These are heady things, and I fought tears as I drove home from work today. And then my 6-year old wouldn’t go to sleep and I just about lost it. Because he wouldn’t go to sleep. 

I’m trying to be patient. I’m trying to be more loving. I’m just not very good at it. 

On Mother’s Day

When my grandma was dying from stroke-related causes, she was inconsolable at night. A few days after my grandfather died in the nursing home room they shared, my parents moved her home; her new resting place a hospital bed in the room that had been my gradnfather’s for years after his own stroke had severely disabled him. 

As my husband and I lay upstairs one night after my grandfather died, I could hear her cries for help and sobs. My mom had spent hours with her mother, consoling her, calming her down, but it was the middle of the night and she needed to sleep. So I took a turn. I crept down the stairs and opened the door. “Nanny,” I said. “It’s okay.” 

“Help me!” she cried, “Help!” 

“Would you like me to read to you?” I asked. A Bible was laying next to her bed. I picked it up and somehow ended up in Revelation, hoping to find something in those words to comfort her. I ended up skipping entire chapters. Revelation is not a comforting book. 

“Let’s sing some songs,” I told her. 

Amazing Grace. Jesus Loves Me. What a Friend We Have in Jesus. 

It’s amazing how entire verses were stored in my memory. I sang and sang as she quieted down. She was comforted. 

Hours went by. I sang. I stopped, and tried reading again from the Bible. I couldn’t read anything out loud without crying, not even from the Gospels. This is the book she read faithfully. This book – the reason she tithed and volunteered at church, despite her husband’s apathy to religion. Even with her faith in this book, she wasn’t sparred a devastating end to her life. 

So I sang some more. She quieted down enough to sleep, however restless, and I went back to sleep. 

A few months later, my mom called me with the news that Nanny had passed away in her sleep with her son and daughter at her side. As devastated as I was by the news,  I could not imagine a better way to die: in your sleep, surrounded by your children in your own home. 

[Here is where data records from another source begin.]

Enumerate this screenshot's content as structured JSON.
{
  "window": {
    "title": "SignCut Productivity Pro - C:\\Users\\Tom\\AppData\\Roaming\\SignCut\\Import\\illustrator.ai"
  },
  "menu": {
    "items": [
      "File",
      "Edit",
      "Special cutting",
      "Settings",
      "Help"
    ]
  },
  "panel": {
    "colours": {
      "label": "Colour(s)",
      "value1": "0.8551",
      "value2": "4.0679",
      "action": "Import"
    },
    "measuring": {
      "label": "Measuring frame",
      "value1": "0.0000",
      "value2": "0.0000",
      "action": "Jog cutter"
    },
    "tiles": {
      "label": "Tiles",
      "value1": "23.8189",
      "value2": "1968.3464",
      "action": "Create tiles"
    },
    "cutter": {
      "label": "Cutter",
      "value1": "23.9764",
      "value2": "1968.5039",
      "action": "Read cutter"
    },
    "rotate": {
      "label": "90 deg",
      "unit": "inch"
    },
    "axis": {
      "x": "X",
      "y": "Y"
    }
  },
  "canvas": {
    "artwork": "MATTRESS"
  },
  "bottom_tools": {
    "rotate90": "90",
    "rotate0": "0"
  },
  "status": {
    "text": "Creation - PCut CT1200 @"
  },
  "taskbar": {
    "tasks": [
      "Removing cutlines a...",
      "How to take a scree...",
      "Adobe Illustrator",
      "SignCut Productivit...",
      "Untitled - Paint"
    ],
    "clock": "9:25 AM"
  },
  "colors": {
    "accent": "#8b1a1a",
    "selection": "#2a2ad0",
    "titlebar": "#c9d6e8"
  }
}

It should have been no surprise that when I had my first son, I sang these familiar, comforting songs at bedtime, songs I knew the words to, songs that meant something to me and my family history: Jesus Loves Me, Amazing Grace, What a Friend We Have on Jesus. 

There are still days that I don’t believe any of it, that a loving God would not have allowed my grandmother to suffer the way she did. By I am certain of this: when I die, I hope I am with my children and grandchildren and that they are singing to me.